Posted onJuly 1, 2022|Comments Off on Hudson Bay polar bears still have lots of ice at July 1
Although some have come ashore in the north around Arviat, most polar bears are still on the ice. Disaster averted for another season as predictions of doom fail to meet reality.
Sea ice on Hudson Bay is still abundant in the southwest sector, including around Churchill, and much of that is still thick first year ice (>1.2m thick, dark green on the ‘stage of development’ charts).
Posted onJune 19, 2022|Comments Off on New polar bear subpopulation update: more background facts and details from the paper
Here are the facts you need to put into context the claim that the estimated 234 polar bears recently discovered in SE Greenland have been living ‘without sea ice‘.
The unique genetic isolation of this new subpopulation makes it one of the most interesting discoveries about polar bears we’ve seen in decades, yet the media were primed by a press release loaded with dooms-day climate rhetoric to focus exclusively on the model-predicted precarious future of the species, like this gem from the lead author:
“In a sense, these bears provide a glimpse into how Greenland’s bears may fare under future climate scenarios,” Laidre said. “The sea ice conditions in Southeast Greenland today resemble what’s predicted for Northeast Greenland by late this century.”
As a consequence, the media have been trying to out-do each other with the most over-the-top climate catastrophe headlines, see here and here. The authors of paper itself and a companion piece do the same: instead of focusing on the exciting scientific implications of the genetically isolated population they discovered, they promote the preferred narrative that polar bears have a bleak future and lecture the public (yet again) about the need for limiting CO2 emissions (Laidre et al. 2022; Peacock 2022).
Posted onJune 8, 2022|Comments Off on My scientific blog posts contributed to the failed Antarctic Treaty bid to protect Emperor penguins
There is actual evidence that two of my fully-referenced blog posts caused some Antarctic Treaty delegates to reject a bid for special protected status for Emperor penguins. Activist heads have exploded.
Posted onMay 17, 2022|Comments Off on Polynyas are critical for polar bear spring feeding
Areas of open water or thin ice in spring are essential for the survival of Arctic species, as I emphasized in my recent peer-reviewed paper on polar bear ecology. Sea ice is still abundant in spring (April-June), which is the critical feeding period for polar bears: they must consume about 2/3 of the total calories they need for the entire year. Most of those calories come from newborn seals (ringed, bearded, and harp).
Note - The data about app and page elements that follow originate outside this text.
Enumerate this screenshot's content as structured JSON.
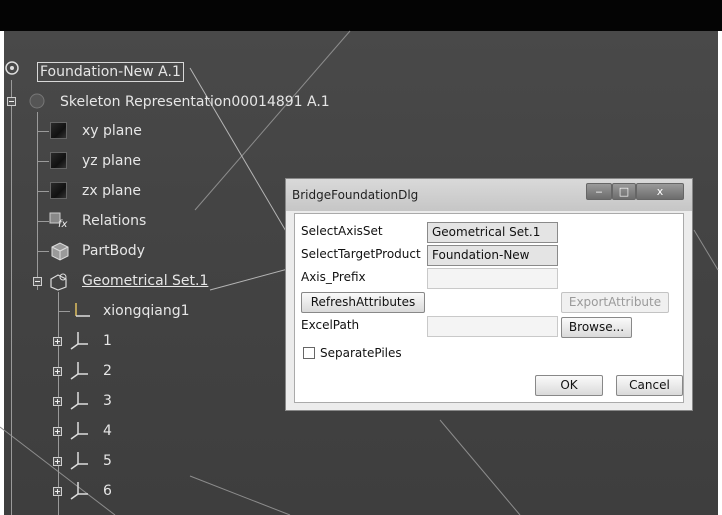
{
  "tree": {
    "root": "Foundation-New A.1",
    "skeleton": "Skeleton Representation00014891 A.1",
    "xy_plane": "xy plane",
    "yz_plane": "yz plane",
    "zx_plane": "zx plane",
    "relations": "Relations",
    "partbody": "PartBody",
    "geometrical_set": "Geometrical Set.1",
    "axis_item": "xiongqiang1",
    "axis_nodes": [
      "1",
      "2",
      "3",
      "4",
      "5",
      "6"
    ]
  },
  "dialog": {
    "title": "BridgeFoundationDlg",
    "window_controls": {
      "minimize": "‒",
      "maximize": "□",
      "close": "x"
    },
    "select_axis_set_label": "SelectAxisSet",
    "select_axis_set_value": "Geometrical Set.1",
    "select_target_product_label": "SelectTargetProduct",
    "select_target_product_value": "Foundation-New",
    "axis_prefix_label": "Axis_Prefix",
    "axis_prefix_value": "",
    "refresh_button": "RefreshAttributes",
    "export_button": "ExportAttribute",
    "excel_path_label": "ExcelPath",
    "excel_path_value": "",
    "browse_button": "Browse...",
    "separate_piles_label": "SeparatePiles",
    "separate_piles_checked": false,
    "ok_button": "OK",
    "cancel_button": "Cancel"
  }
}
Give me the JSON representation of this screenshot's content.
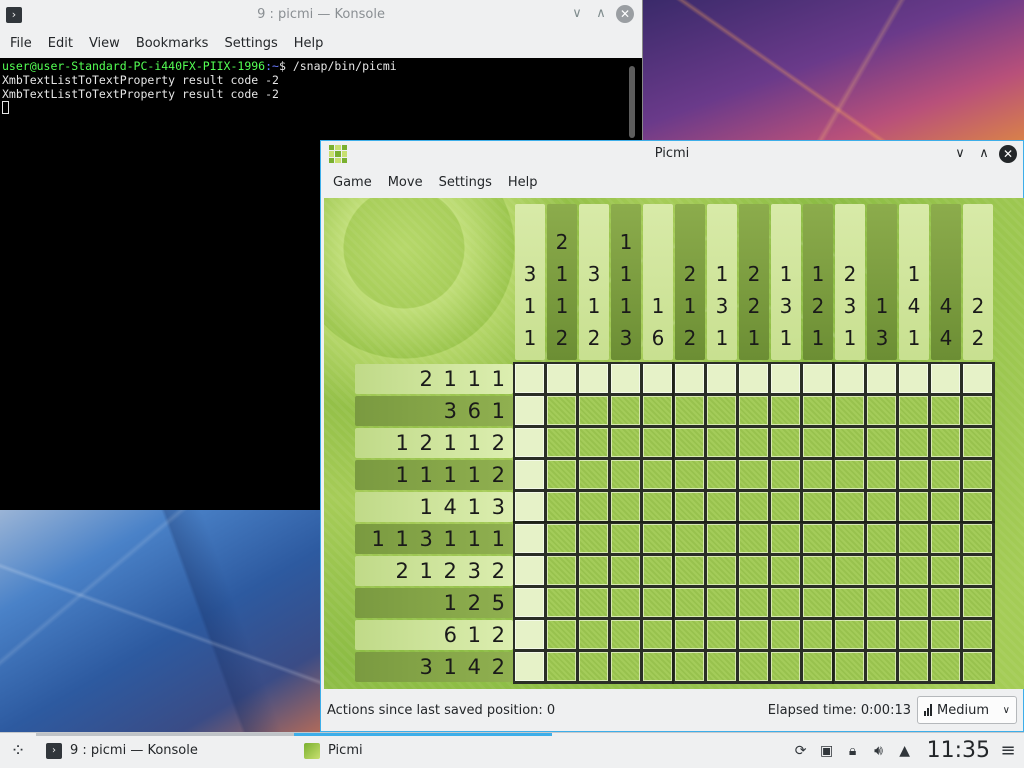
{
  "konsole": {
    "title": "9 : picmi — Konsole",
    "menu": [
      "File",
      "Edit",
      "View",
      "Bookmarks",
      "Settings",
      "Help"
    ],
    "prompt_user": "user@user-Standard-PC-i440FX-PIIX-1996",
    "prompt_path": ":~",
    "prompt_symbol": "$ ",
    "command": "/snap/bin/picmi",
    "output_lines": [
      "XmbTextListToTextProperty result code -2",
      "XmbTextListToTextProperty result code -2"
    ]
  },
  "picmi": {
    "title": "Picmi",
    "menu": [
      "Game",
      "Move",
      "Settings",
      "Help"
    ],
    "col_clues": [
      [
        "3",
        "1",
        "1"
      ],
      [
        "2",
        "1",
        "1",
        "2"
      ],
      [
        "3",
        "1",
        "2"
      ],
      [
        "1",
        "1",
        "1",
        "3"
      ],
      [
        "1",
        "6"
      ],
      [
        "2",
        "1",
        "2"
      ],
      [
        "1",
        "3",
        "1"
      ],
      [
        "2",
        "2",
        "1"
      ],
      [
        "1",
        "3",
        "1"
      ],
      [
        "1",
        "2",
        "1"
      ],
      [
        "2",
        "3",
        "1"
      ],
      [
        "1",
        "3"
      ],
      [
        "1",
        "4",
        "1"
      ],
      [
        "4",
        "4"
      ],
      [
        "2",
        "2"
      ]
    ],
    "row_clues": [
      "2 1 1 1",
      "3 6 1",
      "1 2 1 1 2",
      "1 1 1 1 2",
      "1 4 1 3",
      "1 1 3 1 1 1",
      "2 1 2 3 2",
      "1 2 5",
      "6 1 2",
      "3 1 4 2"
    ],
    "grid_cols": 15,
    "grid_rows": 10,
    "status_actions": "Actions since last saved position: 0",
    "status_elapsed": "Elapsed time: 0:00:13",
    "difficulty": "Medium"
  },
  "taskbar": {
    "tasks": [
      {
        "label": "9 : picmi — Konsole",
        "active": false
      },
      {
        "label": "Picmi",
        "active": true
      }
    ],
    "clock": "11:35",
    "tray_icons": [
      "updates-icon",
      "network-icon",
      "lock-icon",
      "volume-icon",
      "tray-expand-icon",
      "hamburger-menu-icon"
    ]
  },
  "colors": {
    "accent": "#3daee9",
    "board_green": "#a4cc5a",
    "terminal_bg": "#000000",
    "prompt_green": "#54ff54"
  }
}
In southern areas, such as Hudson Bay and Davis Strait, virtually all of this feeding is completed by the end of May, making June a time of opportunistic hunting for most bears: if they find a seal, they will kill and eat it but if not, they can do without. That’s not just my opinion but the reason given by polar bear specialists themselves to explain why Southern Hudson Bay polar bear numbers had not declined in the 2000s despite a sudden increase in the ice-free season:
…even though break-up has advanced by up to 3-4 weeks in portions of Hudson Bay it still occurs no earlier than late June or early July so does not yet interfere with opportunities to feed on neonate ringed seal pups that are born in March-April in eastern Hudson Bay. Therefore, losing days or weeks of hunting opportunities during June and July deprives polar bears of the opportunity to feed on adult seals, but does not deprive them of the critical spring period when they are truly hyperphagic. [Obbard et al. 2016:29]
Posted onMay 12, 2022|Comments Off on Wandering polar bears are the new starving bears falsely blamed on climate change: Déjà vu
I said last year that wandering polar bears appeared to be the new ‘starving’ polar bears that were formerly the go-to victims falsely blamed on lack of ice due to climate change and here we are again. Polar bear specialists and their cheer leaders so seldom disappoint.